that weren't handled by the kernel already.
When init starts it reads /etc/inittab for further instructions. This
file defines what should be run in different run-levels.
This gives the system administrator an easy management scheme, where each
run-level is associated with a set of services (e.g: S is
single-user, on 2 most network services start, etc.). The
administrator may change the current run-level via init(8) and query
the current run-level via runlevel(8).
However, since it is not convenient to manage individual services by editing
this file, inittab only bootstraps a set of scripts that actually start/stop
the individual services.
The following description applies to SYSV-R4 based system,
which currently covers most commercial Unices (Solaris, HPUX, Irix, Tru64)
as well as the major Linux distributions (RedHat, Debian, Mandrake, Suse,
Caldera). Some systems (Slackware Linux, FreeBSD, OpenBSD) have a somewhat
different scheme of boot scripts.
For each managed service (mail, nfs server, cron, etc.) there is a single
startup script located in a specific directory (/etc/init.d in most
versions of Linux). Each of these scripts accepts as a single argument the
word 'start' -- causing it to start the service, or the word accept other
"convenience" parameters (e.g: 'restart', to stop and then start,

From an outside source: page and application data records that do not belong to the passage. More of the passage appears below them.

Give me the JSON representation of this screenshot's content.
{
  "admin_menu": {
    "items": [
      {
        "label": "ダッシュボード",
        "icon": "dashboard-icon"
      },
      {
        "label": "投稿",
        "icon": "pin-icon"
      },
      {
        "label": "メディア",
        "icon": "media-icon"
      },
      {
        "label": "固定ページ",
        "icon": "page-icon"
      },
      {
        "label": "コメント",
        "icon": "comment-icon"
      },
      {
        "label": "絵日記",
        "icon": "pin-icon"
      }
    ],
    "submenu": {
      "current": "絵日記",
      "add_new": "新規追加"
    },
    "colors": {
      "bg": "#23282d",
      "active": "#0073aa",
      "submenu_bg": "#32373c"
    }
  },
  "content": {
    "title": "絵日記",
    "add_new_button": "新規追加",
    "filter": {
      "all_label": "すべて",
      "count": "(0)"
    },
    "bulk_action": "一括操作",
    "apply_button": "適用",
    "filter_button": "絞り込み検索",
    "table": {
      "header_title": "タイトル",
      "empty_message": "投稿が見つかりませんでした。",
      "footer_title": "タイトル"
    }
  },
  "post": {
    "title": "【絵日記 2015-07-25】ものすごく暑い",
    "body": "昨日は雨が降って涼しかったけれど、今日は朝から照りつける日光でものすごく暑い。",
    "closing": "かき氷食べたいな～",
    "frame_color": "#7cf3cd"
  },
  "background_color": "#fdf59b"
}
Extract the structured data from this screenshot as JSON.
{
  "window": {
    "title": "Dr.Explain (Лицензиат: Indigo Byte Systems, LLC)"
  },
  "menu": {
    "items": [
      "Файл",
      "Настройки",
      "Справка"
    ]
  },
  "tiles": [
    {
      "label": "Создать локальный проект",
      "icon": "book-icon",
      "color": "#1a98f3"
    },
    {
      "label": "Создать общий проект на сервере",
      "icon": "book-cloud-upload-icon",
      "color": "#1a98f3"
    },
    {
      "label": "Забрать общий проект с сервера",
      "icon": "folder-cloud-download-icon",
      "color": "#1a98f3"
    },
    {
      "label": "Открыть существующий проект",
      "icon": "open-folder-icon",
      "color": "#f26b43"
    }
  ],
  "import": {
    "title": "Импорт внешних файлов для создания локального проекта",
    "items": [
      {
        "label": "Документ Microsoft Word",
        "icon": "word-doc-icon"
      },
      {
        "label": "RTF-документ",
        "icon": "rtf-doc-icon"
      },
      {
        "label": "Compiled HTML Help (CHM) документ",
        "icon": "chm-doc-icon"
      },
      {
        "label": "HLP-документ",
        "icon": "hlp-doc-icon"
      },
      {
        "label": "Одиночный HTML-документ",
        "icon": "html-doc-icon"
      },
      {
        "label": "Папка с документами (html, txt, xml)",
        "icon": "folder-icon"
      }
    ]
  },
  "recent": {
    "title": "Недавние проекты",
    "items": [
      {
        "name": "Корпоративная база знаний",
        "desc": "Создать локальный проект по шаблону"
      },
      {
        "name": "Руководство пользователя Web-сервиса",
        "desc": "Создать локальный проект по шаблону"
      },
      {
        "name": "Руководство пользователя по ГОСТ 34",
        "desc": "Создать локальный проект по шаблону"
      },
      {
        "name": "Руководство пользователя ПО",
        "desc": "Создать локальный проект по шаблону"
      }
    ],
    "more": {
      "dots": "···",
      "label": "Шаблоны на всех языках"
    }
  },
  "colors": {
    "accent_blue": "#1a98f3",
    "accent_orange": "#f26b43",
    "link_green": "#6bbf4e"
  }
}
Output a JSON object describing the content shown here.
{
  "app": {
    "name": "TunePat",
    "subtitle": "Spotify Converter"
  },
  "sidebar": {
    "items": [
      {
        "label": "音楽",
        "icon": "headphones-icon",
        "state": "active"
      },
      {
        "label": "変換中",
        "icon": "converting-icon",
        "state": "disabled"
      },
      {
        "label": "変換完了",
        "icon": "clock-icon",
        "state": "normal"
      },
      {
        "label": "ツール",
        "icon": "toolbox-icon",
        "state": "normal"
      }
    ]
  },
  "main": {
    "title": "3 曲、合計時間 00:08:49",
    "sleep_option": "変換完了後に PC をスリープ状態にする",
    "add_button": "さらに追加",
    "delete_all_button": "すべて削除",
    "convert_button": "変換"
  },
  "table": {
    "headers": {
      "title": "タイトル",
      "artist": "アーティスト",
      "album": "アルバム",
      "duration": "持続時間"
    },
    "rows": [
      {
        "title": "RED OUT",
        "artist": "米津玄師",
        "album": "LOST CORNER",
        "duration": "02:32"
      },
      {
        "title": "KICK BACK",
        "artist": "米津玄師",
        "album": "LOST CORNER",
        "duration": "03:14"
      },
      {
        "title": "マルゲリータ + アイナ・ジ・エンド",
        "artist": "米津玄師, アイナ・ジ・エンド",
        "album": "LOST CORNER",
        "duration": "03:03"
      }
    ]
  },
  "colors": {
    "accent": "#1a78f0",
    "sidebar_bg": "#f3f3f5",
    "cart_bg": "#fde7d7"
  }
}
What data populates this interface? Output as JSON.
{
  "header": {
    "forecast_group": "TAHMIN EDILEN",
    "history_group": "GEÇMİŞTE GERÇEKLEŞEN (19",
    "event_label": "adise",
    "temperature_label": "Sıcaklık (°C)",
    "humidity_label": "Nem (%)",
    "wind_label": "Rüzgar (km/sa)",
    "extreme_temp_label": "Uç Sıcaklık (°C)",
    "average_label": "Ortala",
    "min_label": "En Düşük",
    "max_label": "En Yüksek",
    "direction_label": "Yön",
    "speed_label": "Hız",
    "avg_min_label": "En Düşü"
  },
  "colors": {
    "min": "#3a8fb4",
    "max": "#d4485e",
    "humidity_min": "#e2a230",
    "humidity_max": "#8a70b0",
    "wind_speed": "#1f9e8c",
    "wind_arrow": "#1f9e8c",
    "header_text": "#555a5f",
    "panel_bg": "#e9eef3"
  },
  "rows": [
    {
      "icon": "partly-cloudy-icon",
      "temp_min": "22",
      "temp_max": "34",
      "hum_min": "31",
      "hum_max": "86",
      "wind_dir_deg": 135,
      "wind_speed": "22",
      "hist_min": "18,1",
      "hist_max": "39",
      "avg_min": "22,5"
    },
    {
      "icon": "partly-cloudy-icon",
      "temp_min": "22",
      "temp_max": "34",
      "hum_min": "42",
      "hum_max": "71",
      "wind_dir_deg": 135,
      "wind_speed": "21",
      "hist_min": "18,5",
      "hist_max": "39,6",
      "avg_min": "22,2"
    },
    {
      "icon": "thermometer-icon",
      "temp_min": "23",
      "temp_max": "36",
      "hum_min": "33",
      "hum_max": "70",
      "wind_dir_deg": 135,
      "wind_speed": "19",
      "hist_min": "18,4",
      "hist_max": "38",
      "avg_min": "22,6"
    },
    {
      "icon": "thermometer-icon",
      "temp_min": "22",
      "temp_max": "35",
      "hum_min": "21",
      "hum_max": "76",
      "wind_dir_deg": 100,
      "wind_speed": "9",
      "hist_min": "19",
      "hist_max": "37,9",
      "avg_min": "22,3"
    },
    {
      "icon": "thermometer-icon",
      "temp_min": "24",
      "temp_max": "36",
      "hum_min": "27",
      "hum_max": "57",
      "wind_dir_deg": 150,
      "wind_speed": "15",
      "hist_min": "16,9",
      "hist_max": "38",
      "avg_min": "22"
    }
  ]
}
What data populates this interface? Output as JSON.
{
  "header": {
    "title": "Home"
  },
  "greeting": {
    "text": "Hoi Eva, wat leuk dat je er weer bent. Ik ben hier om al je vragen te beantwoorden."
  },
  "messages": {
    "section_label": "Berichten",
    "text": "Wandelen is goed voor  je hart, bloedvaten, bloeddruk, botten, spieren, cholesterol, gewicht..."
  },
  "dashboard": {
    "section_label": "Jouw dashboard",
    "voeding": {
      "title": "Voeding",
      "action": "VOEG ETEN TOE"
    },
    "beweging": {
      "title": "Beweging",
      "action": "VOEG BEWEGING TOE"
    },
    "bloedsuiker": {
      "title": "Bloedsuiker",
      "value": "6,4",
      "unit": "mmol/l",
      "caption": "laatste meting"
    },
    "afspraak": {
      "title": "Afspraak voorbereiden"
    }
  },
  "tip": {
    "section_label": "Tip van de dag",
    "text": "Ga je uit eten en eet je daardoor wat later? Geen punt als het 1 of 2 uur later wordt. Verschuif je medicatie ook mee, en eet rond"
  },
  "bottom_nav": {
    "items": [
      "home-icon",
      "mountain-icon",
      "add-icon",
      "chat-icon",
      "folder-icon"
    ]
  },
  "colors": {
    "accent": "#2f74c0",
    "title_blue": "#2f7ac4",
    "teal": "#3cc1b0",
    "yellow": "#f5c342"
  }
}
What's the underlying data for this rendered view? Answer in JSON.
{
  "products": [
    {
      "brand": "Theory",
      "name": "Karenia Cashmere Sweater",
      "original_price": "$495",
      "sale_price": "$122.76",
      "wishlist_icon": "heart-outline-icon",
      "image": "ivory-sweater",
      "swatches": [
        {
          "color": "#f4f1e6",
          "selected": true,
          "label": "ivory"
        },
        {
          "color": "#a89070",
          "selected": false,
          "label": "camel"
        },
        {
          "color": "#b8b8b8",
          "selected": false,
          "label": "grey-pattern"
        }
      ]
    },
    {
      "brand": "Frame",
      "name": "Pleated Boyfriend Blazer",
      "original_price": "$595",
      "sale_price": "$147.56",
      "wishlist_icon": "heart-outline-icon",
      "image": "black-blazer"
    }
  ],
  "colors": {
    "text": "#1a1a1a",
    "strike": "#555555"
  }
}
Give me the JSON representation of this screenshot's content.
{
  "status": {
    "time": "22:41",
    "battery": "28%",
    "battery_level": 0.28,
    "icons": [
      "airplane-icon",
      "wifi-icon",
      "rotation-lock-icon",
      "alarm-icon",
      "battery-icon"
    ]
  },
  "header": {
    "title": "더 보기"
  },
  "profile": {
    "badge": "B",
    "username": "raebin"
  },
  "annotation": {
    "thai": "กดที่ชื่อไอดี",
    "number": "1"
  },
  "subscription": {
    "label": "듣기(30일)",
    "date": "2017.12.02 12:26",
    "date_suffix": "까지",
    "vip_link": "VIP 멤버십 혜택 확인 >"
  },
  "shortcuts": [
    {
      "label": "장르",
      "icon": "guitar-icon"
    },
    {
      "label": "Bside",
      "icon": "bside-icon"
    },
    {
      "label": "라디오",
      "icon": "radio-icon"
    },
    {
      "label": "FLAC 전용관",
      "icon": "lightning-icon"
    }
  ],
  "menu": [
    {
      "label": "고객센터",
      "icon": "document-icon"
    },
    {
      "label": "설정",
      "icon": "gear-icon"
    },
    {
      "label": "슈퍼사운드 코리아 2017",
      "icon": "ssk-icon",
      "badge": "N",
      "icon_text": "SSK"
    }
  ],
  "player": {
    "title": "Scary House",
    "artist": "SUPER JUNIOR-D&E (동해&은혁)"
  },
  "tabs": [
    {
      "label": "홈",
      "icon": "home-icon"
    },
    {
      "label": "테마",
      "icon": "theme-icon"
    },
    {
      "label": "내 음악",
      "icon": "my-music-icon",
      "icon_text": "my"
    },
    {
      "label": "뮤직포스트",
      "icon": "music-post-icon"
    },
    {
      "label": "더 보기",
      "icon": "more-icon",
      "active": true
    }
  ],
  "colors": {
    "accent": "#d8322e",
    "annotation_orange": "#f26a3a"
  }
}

'status' do display the service status). Running the script without parameters
displays the possible arguments.
To make specific scripts start/stop at specific run-levels and in specific
order, there are sequencing directories. These are normally in
/etc/rc[0-6S].d. In each of these directories there are links (usually
symbolic) to the scripts in the init.d directory.
A primary script (usually /etc/rc) is called from inittab(5) and calls
the services scripts via the links in the sequencing directories. All links
with names that begin with 'S' are being called with the argument 'start'
(thereby starting the service). All links with names that begin with 'K' are
being called with the argument 'stop' (thereby stopping the service).
To define the starting or stopping order within the same run-level, the names of
the links contain order-numbers. Also, to make the names clearer, they usually
end with the name of the service they refer to. Example: the link
/etc/rc2.d/S80sendmail starts the sendmail service on runlevel 2. This
happens after /etc/rc2.d/S12syslog is run but before
/etc/rc2.d/S90xfs is run.
To manage the boot order and run-levels, we have to manage these links. However,
on many versions of Linux, there are tools to help with this task (e.g:
Usually the daemons started may optionally receive command line options and
parameters. To allow system administrators to change these parameters without
editing the boot scripts themselves, configuration files are used. These are
located in a specific directory ( /etc/sysconfig on RedHat systems) and
are used by the boot scripts.
In older Unices, these files contained the actual command line options for the
daemons, but in modern Linux systems (and also in HPUX), these files just
contain shell variables. The boot scripts in /etc/init.dsource
the configuration files, and then use the variable values.